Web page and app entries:
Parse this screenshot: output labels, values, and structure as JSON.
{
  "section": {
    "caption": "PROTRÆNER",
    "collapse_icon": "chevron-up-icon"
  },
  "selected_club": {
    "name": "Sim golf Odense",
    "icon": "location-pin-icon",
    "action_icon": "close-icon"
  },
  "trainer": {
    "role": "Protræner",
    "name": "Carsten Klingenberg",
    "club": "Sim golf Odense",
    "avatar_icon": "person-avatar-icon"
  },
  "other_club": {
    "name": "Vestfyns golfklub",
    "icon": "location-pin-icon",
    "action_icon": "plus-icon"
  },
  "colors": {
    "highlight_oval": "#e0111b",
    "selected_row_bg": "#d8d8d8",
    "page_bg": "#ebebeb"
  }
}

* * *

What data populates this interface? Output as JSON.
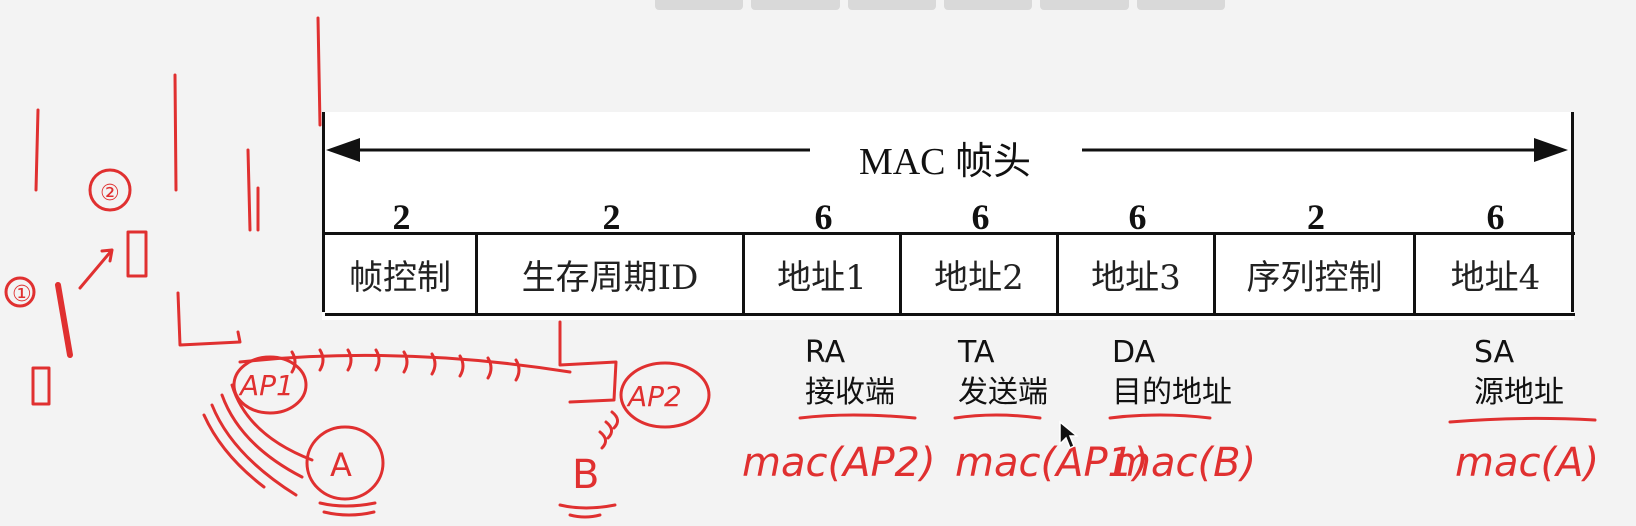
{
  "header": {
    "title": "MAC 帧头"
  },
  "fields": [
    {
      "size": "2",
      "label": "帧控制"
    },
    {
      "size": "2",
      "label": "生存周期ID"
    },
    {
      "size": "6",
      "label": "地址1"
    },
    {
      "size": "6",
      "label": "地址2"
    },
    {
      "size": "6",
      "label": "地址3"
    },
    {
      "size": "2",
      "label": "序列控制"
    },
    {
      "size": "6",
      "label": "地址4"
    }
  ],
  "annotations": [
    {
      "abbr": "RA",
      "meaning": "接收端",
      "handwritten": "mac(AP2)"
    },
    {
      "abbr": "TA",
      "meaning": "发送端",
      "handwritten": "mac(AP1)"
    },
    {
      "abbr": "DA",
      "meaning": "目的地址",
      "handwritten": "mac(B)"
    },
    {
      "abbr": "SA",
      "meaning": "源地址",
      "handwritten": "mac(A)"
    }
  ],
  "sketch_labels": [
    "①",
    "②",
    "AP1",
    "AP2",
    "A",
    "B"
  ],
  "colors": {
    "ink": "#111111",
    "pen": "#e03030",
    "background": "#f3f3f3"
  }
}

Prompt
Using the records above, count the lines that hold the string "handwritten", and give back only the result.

Your solution
4